Yet Germany has the third-largest contingent of NATO forces in Afghanistan — 3,720 soldiers concentrated in the north — even if the German forces are not allowed to shoot unless fired upon first and their Tornado aircraft are restricted to unarmed reconnaissance flights.
Public opinion is nevertheless overwhelmingly against Germany’s involvement in the NATO mission in Afghanistan — even though West Germany was a prime beneficiary of NATO’s unyielding support during the Cold War. With their post-World War Two indoctrination against war on both sides of the former Iron Curtain, it is hard to underestimate the deep anti-war sentiment throughout Germany — they are weaned on the notion of Nie Wieder Krieg! (War never again!). And Jung’s party, Chancellor Angela Merkel’s Christian Democrats, is eager to win the parliamentary elections in three months — and does not want any turbulence or a national debate about Afghanistan to get in the way.

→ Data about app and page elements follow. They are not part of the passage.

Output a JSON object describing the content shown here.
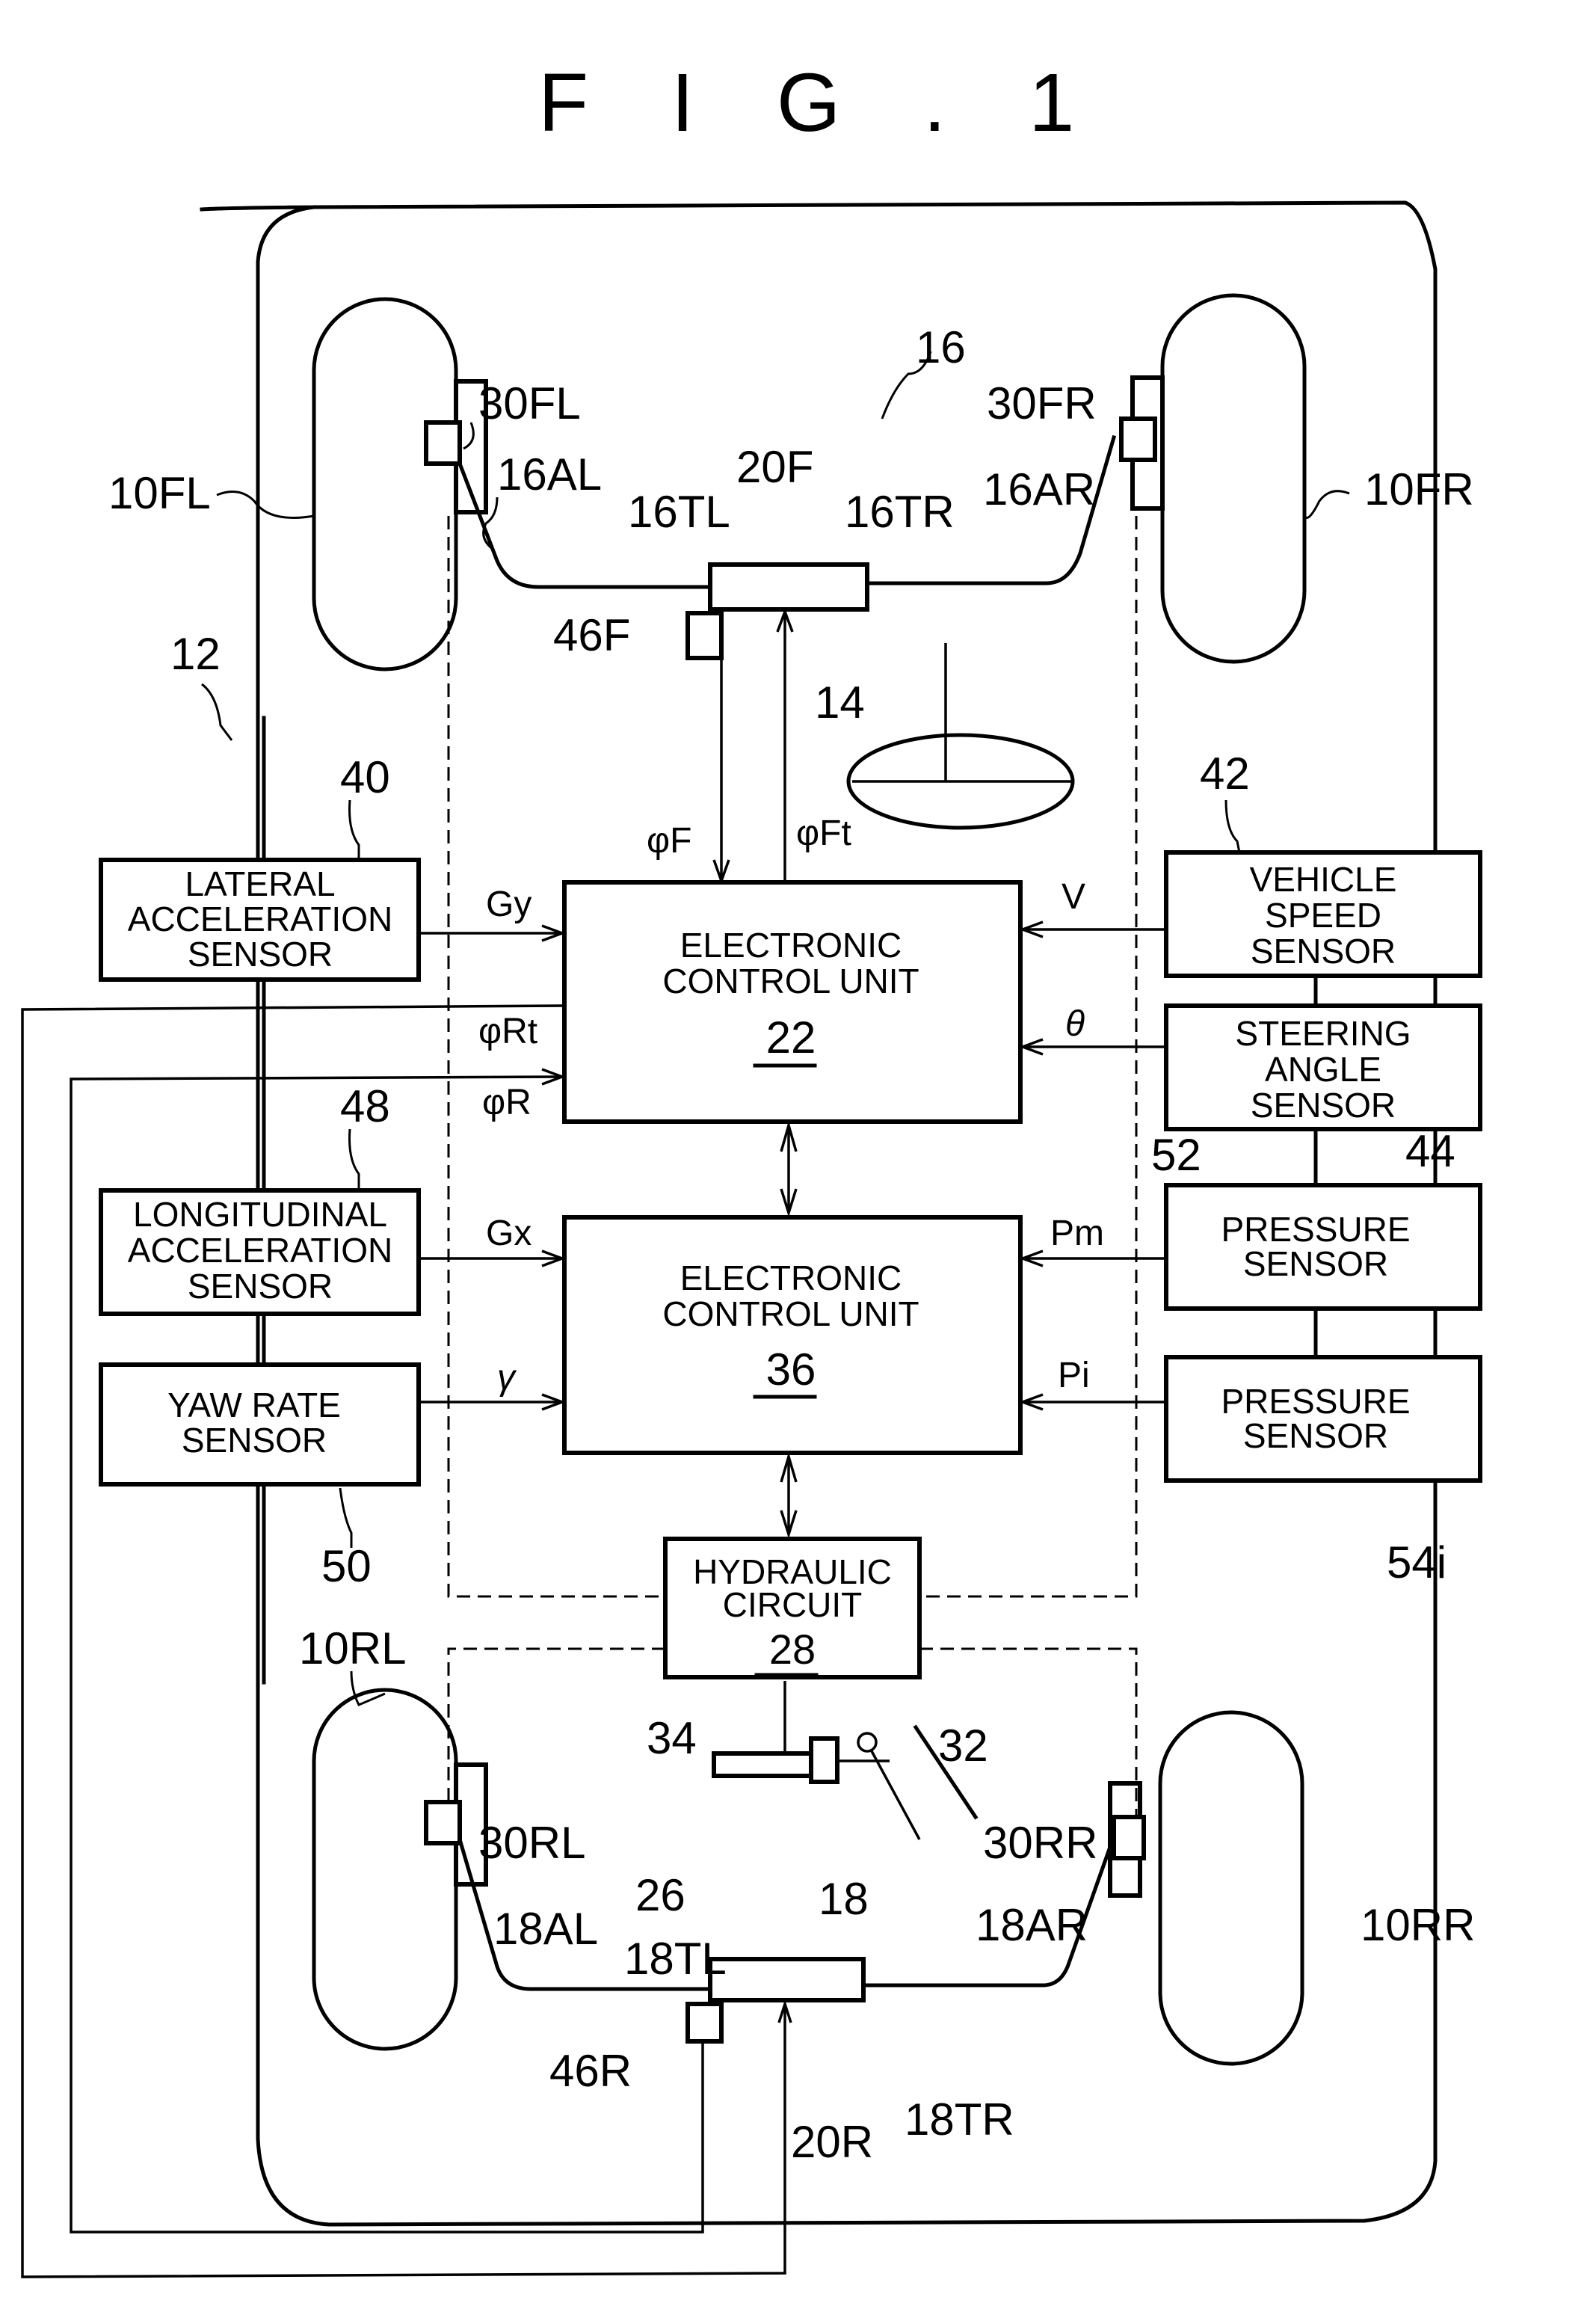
{
  "figure": {
    "title": "F I G . 1"
  },
  "colors": {
    "line": "#000000",
    "background": "#ffffff"
  },
  "blocks": {
    "lateral": {
      "lines": [
        "LATERAL",
        "ACCELERATION",
        "SENSOR"
      ],
      "ref": "40"
    },
    "longitudinal": {
      "lines": [
        "LONGITUDINAL",
        "ACCELERATION",
        "SENSOR"
      ],
      "ref": "48"
    },
    "yaw": {
      "lines": [
        "YAW RATE",
        "SENSOR"
      ],
      "ref": "50"
    },
    "speed": {
      "lines": [
        "VEHICLE",
        "SPEED",
        "SENSOR"
      ],
      "ref": "42"
    },
    "steering": {
      "lines": [
        "STEERING",
        "ANGLE",
        "SENSOR"
      ],
      "ref": "44"
    },
    "pressure_m": {
      "lines": [
        "PRESSURE",
        "SENSOR"
      ],
      "ref": "52"
    },
    "pressure_i": {
      "lines": [
        "PRESSURE",
        "SENSOR"
      ],
      "ref": "54i"
    },
    "ecu22": {
      "lines": [
        "ELECTRONIC",
        "CONTROL UNIT"
      ],
      "num": "22"
    },
    "ecu36": {
      "lines": [
        "ELECTRONIC",
        "CONTROL UNIT"
      ],
      "num": "36"
    },
    "hydraulic": {
      "lines": [
        "HYDRAULIC",
        "CIRCUIT"
      ],
      "num": "28"
    }
  },
  "signals": {
    "gy": "Gy",
    "gx": "Gx",
    "gamma": "γ",
    "v": "V",
    "theta": "θ",
    "pm": "Pm",
    "pi": "Pi",
    "phiF": "φF",
    "phiFt": "φFt",
    "phiRt": "φRt",
    "phiR": "φR"
  },
  "refs": {
    "r10FL": "10FL",
    "r10FR": "10FR",
    "r10RL": "10RL",
    "r10RR": "10RR",
    "r12": "12",
    "r14": "14",
    "r16": "16",
    "r16AL": "16AL",
    "r16AR": "16AR",
    "r16TL": "16TL",
    "r16TR": "16TR",
    "r20F": "20F",
    "r20R": "20R",
    "r30FL": "30FL",
    "r30FR": "30FR",
    "r30RL": "30RL",
    "r30RR": "30RR",
    "r46F": "46F",
    "r46R": "46R",
    "r18": "18",
    "r18AL": "18AL",
    "r18AR": "18AR",
    "r18TL": "18TL",
    "r18TR": "18TR",
    "r26": "26",
    "r32": "32",
    "r34": "34"
  }
}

Military leaders have quietly grumbled about how Merkel has largely avoided the whole Afghanistan complex and left Jung on his own to take the heat.
So that is why Jung, who last year was at the centre of a similar semantics debate about his reluctance to use the military-sounding term “fallen” (“Gefallene”) when talking about troops killed, is now soldiering on for his party and is forced to perform semantic backflips to avoid uttering the word “Krieg”. He repeatedly rejects any suggestion that German troops are involved in “war” even though his long answers to the simple question — “Is Germany at war?” — only invite more journalists to press him again and again for a clear answer.
The centre-left Social Democrats, partners in Merkel’s ruling grand coalition, are growing tired of Jung’s verbal gyrations. “The chancellor has to come out and explain to the people of Germany: this is a deployment in which people could get killed and we are in a war against terror,” said Peter Struck of the SPD, who leads the SPD’s parliamentary group and was a highly popular Defence Minister before Jung took over in 2005.
And the SPD’s Reinhold Robbe, parliamentary commissioner for the armed forces, indirectly criticised Jung’s avoiding the term “war” once again this week. “It’s still being denied that the German army is fighting a war in the Hindukush,” Robbe said. “We’ve got to stop turning a blind eye to the facts.”
(Additional reporting by Dave Cutler in London)
PHOTO – Defence Minister Franz Josef Jung attends a session of the German lower house of parliament Bundestag in Berlin, June 18, 2009. REUTERS/Tobias Schwarz